The answer must be every line of the records below that contains the word "title".

----- SOURCE DATA -----

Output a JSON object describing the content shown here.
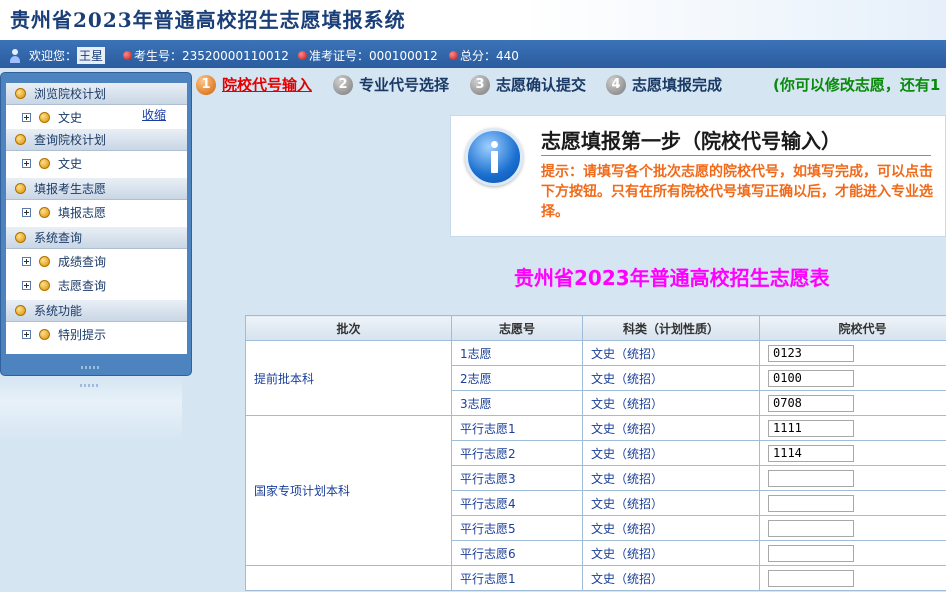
{
  "header": {
    "title": "贵州省2023年普通高校招生志愿填报系统"
  },
  "infobar": {
    "welcome": "欢迎您：",
    "user_name": "王星",
    "exam_no": "考生号：23520000110012",
    "ticket_no": "准考证号：000100012",
    "total": "总分：440"
  },
  "sidebar": {
    "collapse_label": "收缩",
    "sections": [
      {
        "title": "浏览院校计划",
        "items": [
          "文史"
        ]
      },
      {
        "title": "查询院校计划",
        "items": [
          "文史"
        ]
      },
      {
        "title": "填报考生志愿",
        "items": [
          "填报志愿"
        ]
      },
      {
        "title": "系统查询",
        "items": [
          "成绩查询",
          "志愿查询"
        ]
      },
      {
        "title": "系统功能",
        "items": [
          "特别提示"
        ]
      }
    ]
  },
  "steps": [
    {
      "num": "1",
      "label": "院校代号输入"
    },
    {
      "num": "2",
      "label": "专业代号选择"
    },
    {
      "num": "3",
      "label": "志愿确认提交"
    },
    {
      "num": "4",
      "label": "志愿填报完成"
    }
  ],
  "step_note": "(你可以修改志愿，还有1",
  "info": {
    "title": "志愿填报第一步（院校代号输入）",
    "text": "提示：请填写各个批次志愿的院校代号，如填写完成，可以点击下方按钮。只有在所有院校代号填写正确以后，才能进入专业选择。"
  },
  "form": {
    "title": "贵州省2023年普通高校招生志愿表",
    "columns": [
      "批次",
      "志愿号",
      "科类（计划性质）",
      "院校代号"
    ],
    "batches": [
      {
        "name": "提前批本科",
        "rows": [
          {
            "choice": "1志愿",
            "category": "文史（统招）",
            "code": "0123"
          },
          {
            "choice": "2志愿",
            "category": "文史（统招）",
            "code": "0100"
          },
          {
            "choice": "3志愿",
            "category": "文史（统招）",
            "code": "0708"
          }
        ]
      },
      {
        "name": "国家专项计划本科",
        "rows": [
          {
            "choice": "平行志愿1",
            "category": "文史（统招）",
            "code": "1111"
          },
          {
            "choice": "平行志愿2",
            "category": "文史（统招）",
            "code": "1114"
          },
          {
            "choice": "平行志愿3",
            "category": "文史（统招）",
            "code": ""
          },
          {
            "choice": "平行志愿4",
            "category": "文史（统招）",
            "code": ""
          },
          {
            "choice": "平行志愿5",
            "category": "文史（统招）",
            "code": ""
          },
          {
            "choice": "平行志愿6",
            "category": "文史（统招）",
            "code": ""
          }
        ]
      },
      {
        "name": "",
        "rows": [
          {
            "choice": "平行志愿1",
            "category": "文史（统招）",
            "code": ""
          }
        ]
      }
    ]
  }
}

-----

» **ANSWER FOR THE TASK**
    "title": "贵州省2023年普通高校招生志愿填报系统"
        "title": "浏览院校计划",
        "title": "查询院校计划",
        "title": "填报考生志愿",
        "title": "系统查询",
        "title": "系统功能",
    "title": "志愿填报第一步（院校代号输入）",
    "title": "贵州省2023年普通高校招生志愿表",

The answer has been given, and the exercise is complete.